The building process of \Joomla\CMS\Router\Router is divided into two steps:

1. Create the application route: The application route is fully handled by \Joomla\CMS\Router\Router and the component developer doesn’t have to do anything to make it work.

2. Create the component route. To create the component route, \Joomla\CMS\Router\Router looks for the router.php in the component directory which is responsible for building the route for the component.

Component Router

In general, there can be three views:

  1. The first is a categories overview (view=categories)
  2. The second is a single category (view=category)
  3. The third is a single article (view=article)

URL Structures

When viewing an article:[menualias]/[category]/[article]

The link to the article would look like this:

index.php?view=article&catid=' . $row-­>catslug . '&id='.$row-­>slug

When viewing a category:[menualias]/[category]

he Link to the category would look like this:

index.php?view=category&id=' . $row->catslug

When viewing the categories overview:[menualias]

BuildRoute Function

JRouter passes a $query array to the [componentname]BuildRoute function. This function adds the relevant parts of the array to the $segments array in the right order and returns the properly ordered array. The content of the $query array needs to be unset, otherwise JRouter will add it to the URL in the form of a query string.

For example, $query array is something like this:

$query = array('view' => 'article', 'id' => 1, 'catid' => 20)

The function is like:

function [componentname]BuildRoute(&$query)
$segments = array();
if (isset($query['view']))
$segments[] = $query['view'];
if (isset($query['id']))
$segments[] = $query['id'];
return $segments;

ParseRoute Function

The function is like this:

function [componentname]ParseRoute($segments)
$vars = array();
case 'categories':
$vars['view'] = 'categories';
case 'category':
$vars['view'] = 'category';
$id = explode(':', $segments[1]);
$vars['id'] = (int) $id[0];
case 'article':
$vars['view'] = 'article';
$id = explode(':', $segments[1]);
$vars['id'] = (int) $id[0];
return $vars;

from the BuildRoute function, you know that the view is first and the id is second in the array. By reading $segments[0], you can access the name of the view. Then, you set the right view and identifier (if applicable) and finally return the $vars array to JRouter. 

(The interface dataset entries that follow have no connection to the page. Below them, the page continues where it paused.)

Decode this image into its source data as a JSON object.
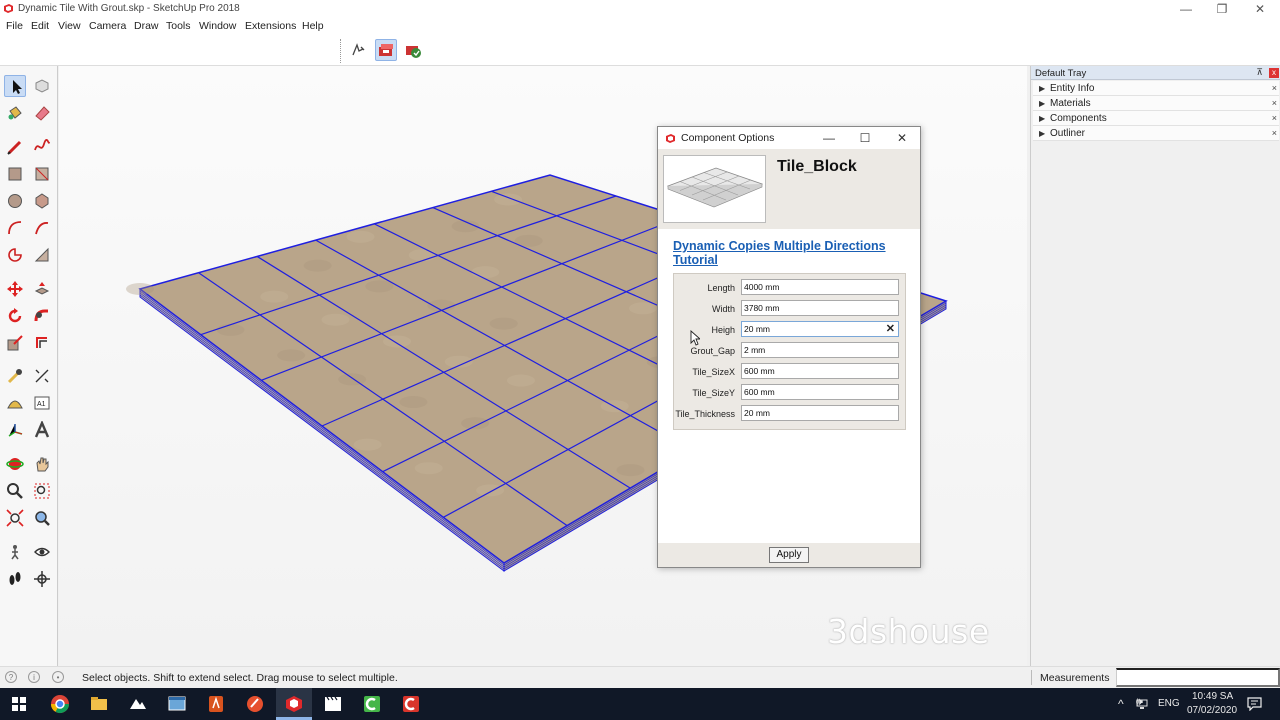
{
  "window": {
    "title": "Dynamic Tile With Grout.skp - SketchUp Pro 2018",
    "minimize": "—",
    "maximize": "❐",
    "close": "✕"
  },
  "menu": [
    "File",
    "Edit",
    "View",
    "Camera",
    "Draw",
    "Tools",
    "Window",
    "Extensions",
    "Help"
  ],
  "toolbar": {
    "buttons": [
      "interact-icon",
      "component-options-icon",
      "component-attributes-icon"
    ]
  },
  "dialog": {
    "title": "Component Options",
    "component_name": "Tile_Block",
    "tutorial_link": "Dynamic Copies Multiple Directions Tutorial",
    "attributes": [
      {
        "label": "Length",
        "value": "4000 mm"
      },
      {
        "label": "Width",
        "value": "3780 mm"
      },
      {
        "label": "Heigh",
        "value": "20 mm"
      },
      {
        "label": "Grout_Gap",
        "value": "2 mm"
      },
      {
        "label": "Tile_SizeX",
        "value": "600 mm"
      },
      {
        "label": "Tile_SizeY",
        "value": "600 mm"
      },
      {
        "label": "Tile_Thickness",
        "value": "20 mm"
      }
    ],
    "clear_icon": "✕",
    "apply_label": "Apply"
  },
  "tray": {
    "title": "Default Tray",
    "pin": "📌",
    "close": "x",
    "panels": [
      "Entity Info",
      "Materials",
      "Components",
      "Outliner"
    ]
  },
  "status": {
    "text": "Select objects. Shift to extend select. Drag mouse to select multiple.",
    "measurements_label": "Measurements"
  },
  "watermark": "3dshouse",
  "taskbar": {
    "icons": [
      "windows-start-icon",
      "chrome-icon",
      "file-explorer-icon",
      "photos-icon",
      "window-app-icon",
      "app-orange-icon",
      "app-red-icon",
      "sketchup-icon",
      "video-editor-icon",
      "camtasia-icon",
      "app-red2-icon"
    ],
    "lang": "ENG",
    "time": "10:49 SA",
    "date": "07/02/2020"
  },
  "colors": {
    "selection_edge": "#1f1fe0",
    "tile_color": "#b9a58a",
    "link_color": "#1a5fb4",
    "taskbar": "#101827"
  }
}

The generated URL contains the name of the view and doesn't reflect the content hierarchy:[menualias]/[view]/[slug]